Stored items
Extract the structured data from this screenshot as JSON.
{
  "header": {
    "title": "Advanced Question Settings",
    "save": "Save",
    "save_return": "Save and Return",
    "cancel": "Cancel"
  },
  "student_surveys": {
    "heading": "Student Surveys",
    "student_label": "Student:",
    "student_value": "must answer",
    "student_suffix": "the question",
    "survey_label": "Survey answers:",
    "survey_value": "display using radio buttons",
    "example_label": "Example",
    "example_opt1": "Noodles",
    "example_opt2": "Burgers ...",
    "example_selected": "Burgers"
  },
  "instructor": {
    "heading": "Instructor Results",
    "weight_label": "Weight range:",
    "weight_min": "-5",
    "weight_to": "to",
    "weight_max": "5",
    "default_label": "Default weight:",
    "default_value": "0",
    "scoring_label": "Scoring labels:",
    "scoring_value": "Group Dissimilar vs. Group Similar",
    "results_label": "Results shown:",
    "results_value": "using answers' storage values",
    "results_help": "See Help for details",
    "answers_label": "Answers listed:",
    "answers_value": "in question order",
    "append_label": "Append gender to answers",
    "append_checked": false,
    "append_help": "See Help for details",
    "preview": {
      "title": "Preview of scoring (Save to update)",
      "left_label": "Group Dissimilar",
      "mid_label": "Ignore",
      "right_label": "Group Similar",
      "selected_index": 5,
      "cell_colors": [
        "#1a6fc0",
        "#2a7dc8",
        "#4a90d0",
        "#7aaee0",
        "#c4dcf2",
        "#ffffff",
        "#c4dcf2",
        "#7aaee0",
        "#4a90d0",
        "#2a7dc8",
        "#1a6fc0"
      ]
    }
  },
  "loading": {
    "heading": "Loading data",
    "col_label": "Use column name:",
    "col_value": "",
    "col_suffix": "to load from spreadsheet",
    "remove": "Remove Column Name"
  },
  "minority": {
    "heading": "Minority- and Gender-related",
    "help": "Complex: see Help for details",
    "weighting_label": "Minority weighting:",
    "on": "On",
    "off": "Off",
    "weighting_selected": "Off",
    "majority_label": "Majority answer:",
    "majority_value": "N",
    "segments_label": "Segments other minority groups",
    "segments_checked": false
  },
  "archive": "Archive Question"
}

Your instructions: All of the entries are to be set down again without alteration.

Your solution:
Extract the structured data from this screenshot as JSON.
{
  "header": {
    "title": "Advanced Question Settings",
    "save": "Save",
    "save_return": "Save and Return",
    "cancel": "Cancel"
  },
  "student_surveys": {
    "heading": "Student Surveys",
    "student_label": "Student:",
    "student_value": "must answer",
    "student_suffix": "the question",
    "survey_label": "Survey answers:",
    "survey_value": "display using radio buttons",
    "example_label": "Example",
    "example_opt1": "Noodles",
    "example_opt2": "Burgers ...",
    "example_selected": "Burgers"
  },
  "instructor": {
    "heading": "Instructor Results",
    "weight_label": "Weight range:",
    "weight_min": "-5",
    "weight_to": "to",
    "weight_max": "5",
    "default_label": "Default weight:",
    "default_value": "0",
    "scoring_label": "Scoring labels:",
    "scoring_value": "Group Dissimilar vs. Group Similar",
    "results_label": "Results shown:",
    "results_value": "using answers' storage values",
    "results_help": "See Help for details",
    "answers_label": "Answers listed:",
    "answers_value": "in question order",
    "append_label": "Append gender to answers",
    "append_checked": false,
    "append_help": "See Help for details",
    "preview": {
      "title": "Preview of scoring (Save to update)",
      "left_label": "Group Dissimilar",
      "mid_label": "Ignore",
      "right_label": "Group Similar",
      "selected_index": 5,
      "cell_colors": [
        "#1a6fc0",
        "#2a7dc8",
        "#4a90d0",
        "#7aaee0",
        "#c4dcf2",
        "#ffffff",
        "#c4dcf2",
        "#7aaee0",
        "#4a90d0",
        "#2a7dc8",
        "#1a6fc0"
      ]
    }
  },
  "loading": {
    "heading": "Loading data",
    "col_label": "Use column name:",
    "col_value": "",
    "col_suffix": "to load from spreadsheet",
    "remove": "Remove Column Name"
  },
  "minority": {
    "heading": "Minority- and Gender-related",
    "help": "Complex: see Help for details",
    "weighting_label": "Minority weighting:",
    "on": "On",
    "off": "Off",
    "weighting_selected": "Off",
    "majority_label": "Majority answer:",
    "majority_value": "N",
    "segments_label": "Segments other minority groups",
    "segments_checked": false
  },
  "archive": "Archive Question"
}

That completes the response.